To breastfeed or not?
A dilemma for Chinese working mothers
Only 28% of Chinese mothers breast-feed their children exclusively for six months or more. The percentage is even lower for urban mothers, with only one out of six urban babies exclusively breastfed for the first six months.
The reasons for such low breast-feeding rate are many. For mothers who return to the workplace, however, it is especially difficult to breast-feed their infant children.
"It is not realistic to be a breast-feeding working mother in China, either the working mother will have to give up work and stay at home to take care of the baby, or she know she's making a decision to put work responsibilities first and stop breastfeeding after resuming the work routine," said Eva Zhou, a mother and human resource director for a Fortune 500 company based in Beijing.
Prolonged maternity leave still not enough

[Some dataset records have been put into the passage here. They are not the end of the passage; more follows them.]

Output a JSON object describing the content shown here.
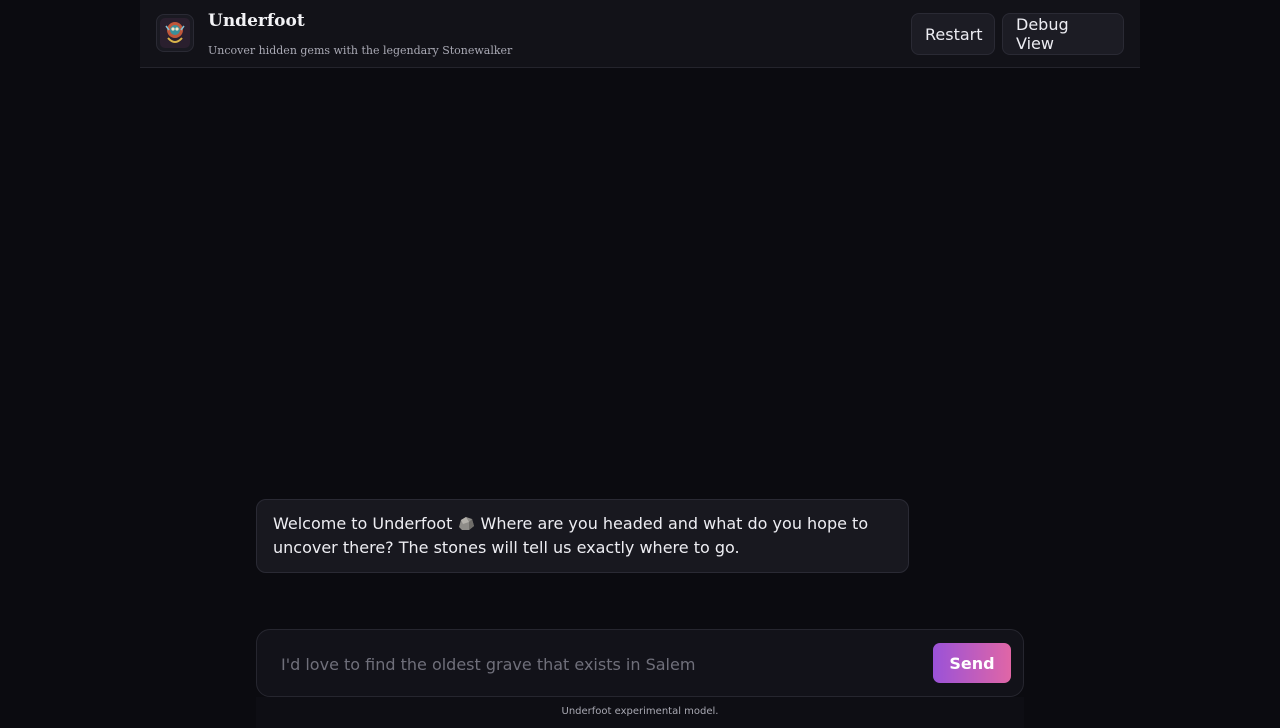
{
  "app": {
    "title": "Underfoot",
    "subtitle": "Uncover hidden gems with the legendary Stonewalker",
    "logo_icon": "stonewalker-logo-icon"
  },
  "header": {
    "restart_label": "Restart",
    "debug_label": "Debug View"
  },
  "chat": {
    "messages": [
      {
        "role": "assistant",
        "text_before_icon": "Welcome to Underfoot ",
        "icon": "rock-icon",
        "text_after_icon": " Where are you headed and what do you hope to uncover there? The stones will tell us exactly where to go."
      }
    ]
  },
  "composer": {
    "placeholder": "I'd love to find the oldest grave that exists in Salem",
    "value": "",
    "send_label": "Send"
  },
  "footer": {
    "note": "Underfoot experimental model."
  },
  "colors": {
    "background": "#0b0b10",
    "header_bg": "#121218",
    "send_gradient_start": "#9a52d8",
    "send_gradient_end": "#e066a6"
  }
}
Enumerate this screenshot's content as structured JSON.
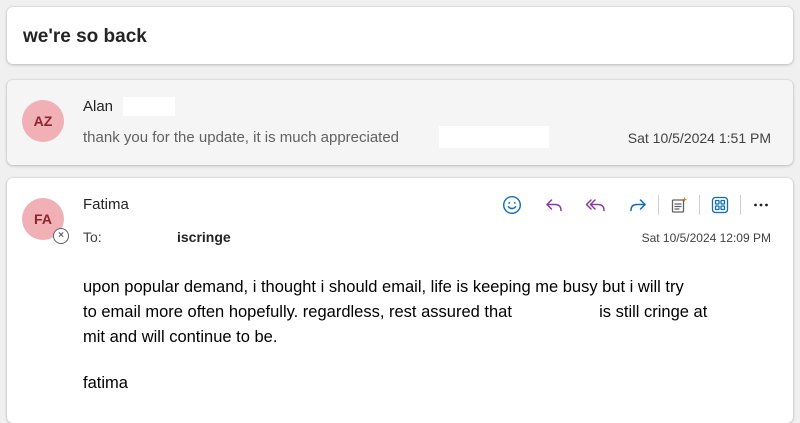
{
  "thread": {
    "subject": "we're so back"
  },
  "messages": [
    {
      "initials": "AZ",
      "sender": "Alan",
      "preview": "thank you for the update, it is much appreciated",
      "date": "Sat 10/5/2024 1:51 PM",
      "avatar_color": "#f1b0b5"
    },
    {
      "initials": "FA",
      "sender": "Fatima",
      "to_label": "To:",
      "recipient": "iscringe",
      "date": "Sat 10/5/2024 12:09 PM",
      "avatar_color": "#f1b0b5",
      "body": {
        "line1": "upon popular demand, i thought i should email, life is keeping me busy but i will try",
        "line2a": "to email more often hopefully. regardless, rest assured that",
        "line2b": "is still cringe at",
        "line3": "mit and will continue to be.",
        "signature": "fatima"
      }
    }
  ],
  "toolbar": {
    "icons": [
      "smiley-icon",
      "reply-icon",
      "reply-all-icon",
      "forward-icon",
      "summary-icon",
      "apps-icon",
      "more-icon"
    ],
    "accent": "#0f6cbd",
    "reply_all_color": "#8b3ba6"
  }
}
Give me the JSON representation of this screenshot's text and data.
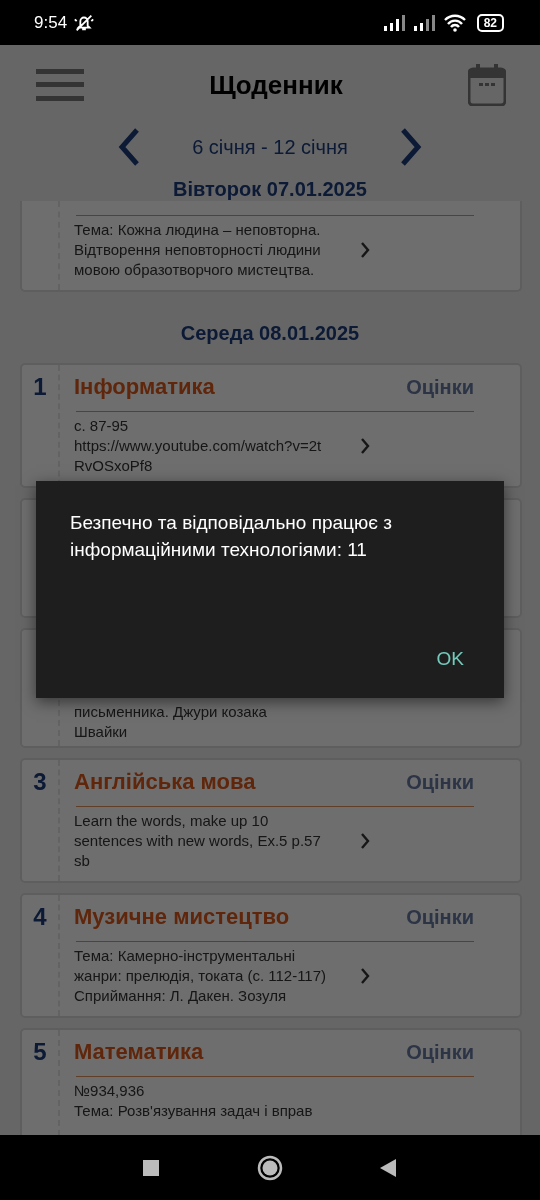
{
  "status_bar": {
    "time": "9:54",
    "battery": "82"
  },
  "header": {
    "title": "Щоденник"
  },
  "week_nav": {
    "range": "6 січня - 12 січня"
  },
  "days": [
    {
      "heading": "Вівторок 07.01.2025",
      "lessons": [
        {
          "kind": "top_cut",
          "body": [
            "Тема: Кожна людина – неповторна.",
            "Відтворення неповторності людини",
            "мовою образотворчого мистецтва."
          ]
        }
      ]
    },
    {
      "heading": "Середа 08.01.2025",
      "lessons": [
        {
          "kind": "full",
          "number": "1",
          "subject": "Інформатика",
          "grades": "Оцінки",
          "body": [
            "с. 87-95",
            "https://www.youtube.com/watch?v=2t",
            "RvOSxoPf8"
          ]
        },
        {
          "kind": "covered"
        },
        {
          "kind": "bottom_only",
          "body": [
            "письменника. Джури козака",
            "Швайки"
          ]
        },
        {
          "kind": "full",
          "number": "3",
          "subject": "Англійська мова",
          "grades": "Оцінки",
          "body": [
            "Learn the words,  make up 10",
            "sentences with new words, Ex.5 p.57",
            "sb"
          ]
        },
        {
          "kind": "full",
          "number": "4",
          "subject": "Музичне мистецтво",
          "grades": "Оцінки",
          "body": [
            "Тема: Камерно-інструментальні",
            "жанри: прелюдія, токата (с. 112-117)",
            "Сприймання: Л. Дакен. Зозуля"
          ]
        },
        {
          "kind": "bottom_cut",
          "number": "5",
          "subject": "Математика",
          "grades": "Оцінки",
          "body": [
            "№934,936",
            "Тема: Розв'язування задач і вправ"
          ]
        }
      ]
    }
  ],
  "dialog": {
    "message": "Безпечно та відповідально працює з інформаційними технологіями:  11",
    "button": "OK"
  }
}
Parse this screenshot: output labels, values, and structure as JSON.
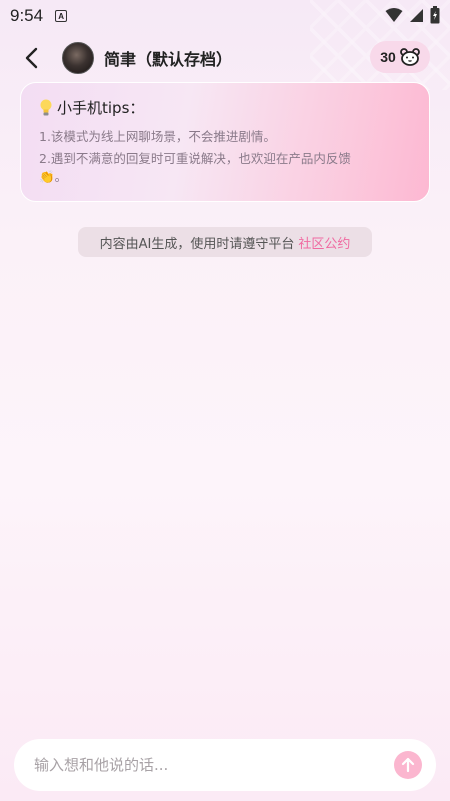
{
  "status_bar": {
    "time": "9:54",
    "notification_letter": "A"
  },
  "header": {
    "character_name": "简聿（默认存档）",
    "points": "30"
  },
  "tips": {
    "title": "小手机tips：",
    "line1": "1.该模式为线上网聊场景，不会推进剧情。",
    "line2": "2.遇到不满意的回复时可重说解决，也欢迎在产品内反馈",
    "line3": "👏。"
  },
  "notice": {
    "text": "内容由AI生成，使用时请遵守平台",
    "link": "社区公约"
  },
  "composer": {
    "placeholder": "输入想和他说的话..."
  },
  "colors": {
    "accent": "#f06aa1",
    "send_button": "#fbb6cf",
    "badge_bg": "#f8d9ea"
  }
}
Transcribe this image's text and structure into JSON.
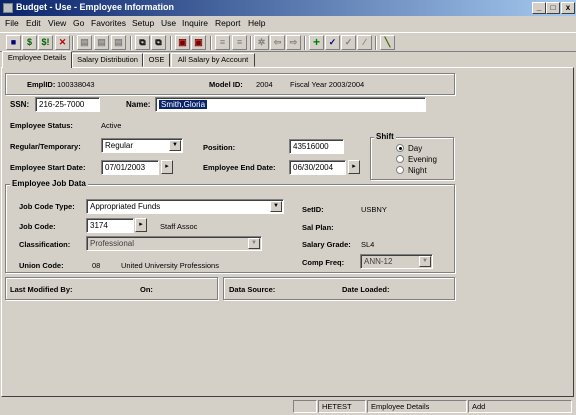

Three months ago, the State Council enacted a new law to encourage breastfeeding by prolonging maternity leave from 90 to 98 days, adding complimentary leave of up to 30 days for mothers older than 24 years old, as well as an additional 15 days for Caesarean section patients. The law also mandates a 15-day pre-birth leave. Altogether, a working mother in Beijing will have a recovery period of a little over four months.
"I stopped breastfeeding after returning to work, at which point my boy had been breast-fed for over 5 months," an online comment replying to a UNICEF tweet on breast-feeding read, "it would not have been possible for me to breast-feed for as long as I did if my company hadn't allowed me an extra month of no-pay sick leave."
Yet a lot of companies are not that lenient. "For companies that do not care for their social image, no-pay sick leave will not be granted for new mothers." Zhou said from her own experience, "Foreign enterprises are better than Chinese companies in this regard".
Even though women make up 46% of the total workforce in China, working mothers are under a lot of pressure even before pregnancy. There are regular news reports of discrimination against married women who have yet to become mothers.
Other than that, from the first months of pregnancy, the would-be mothers' engagement in work is less compared with other colleagues. "In some companies, the management will consider women less capable members of the work force. For example, you couldn't send a pregnant woman or a feeding mother to business trips, could you?" Zhou said. "This basically means she will not be 100% concentrating on her responsibilities for at least two years, during pregnancy, during maternity leave and after returning to her post".
"And to be frank, new mothers' prospects for promotion are much less after a long break from work," Zhou said, "Their managers might find replacements who are younger, more hardworking and more energetic."
"We all know breastfeeding is essential to the health of babies, some of my female friends will quit their previous job so as to stay home longer for their babies," said Zhou.
Zhou herself breast-fed her baby for 11 months between two jobs. "As a mother, I want to give my baby the best I have," Zhou said.
However the stressful working life made breastfeeding more and more difficult for Zhou. "I stopped shortly after taking up the second job, even though I had hoped to continue," recalled Zhou.
"I have no regrets, I know I have done the best for my child," said Zhou.
Breast milk provides the best nutrition for infants. Exclusive breastfeeding for the first six months of life (with no water, other liquids or food) is recommended by UNICEF and the WHO. Global health authorities agree that there is no substitute for the benefits that breast milk provides.
Yang Lan, a noted Chinese broadcast journalist and entrepreneur, and UNICEF China Ambassador since 2010, has used her fame to promote the benefits of breast-feeding, calling for women to "Make breast milk the first taste of life for your baby."
In 2012, the ninth year of her term as a member of the Chinese People's Political Consultative Conference, Yang Lan submitted a resolution calling for support of breast-feeding mothers.
Specifically, Yang called for "support to women in paid employment outside the home to continue breastfeeding by providing them with more flexible working hours and on-site breastfeeding rooms."
More and more working mothers in China refuse to have to choose between breast-feeding and their job. They have come to realize the benefits of breast milk. There's even a new Chinese word, "beinai mama"invented to describe them, which translates as "milk-carrying moms". Milk-carrying moms pump and store breast milk at the workplace, then bring it home for their baby at night.
The rapid increase of "milk-carrying moms" has become a social phenomenon. According to taobao.com, the biggest online sales channel in China, there were 2 million ‘milk-carrying moms' in China by the end of 2011, a five-fold increase compared with that of two years ago.
"The whole society needs to step up support for new working mothers so that they are not pressurized to give up breastfeeding before six months," said Chang Suying, nutrition expert, UNICEF China.
Both the government and the employers can do more. To take a few examples, the enforcement of newly-mandated breast-feeding breaks is still quite lax. There are few breastfeeding rooms in public spaces. Flexible working hours for moms would benefit the babies greatly.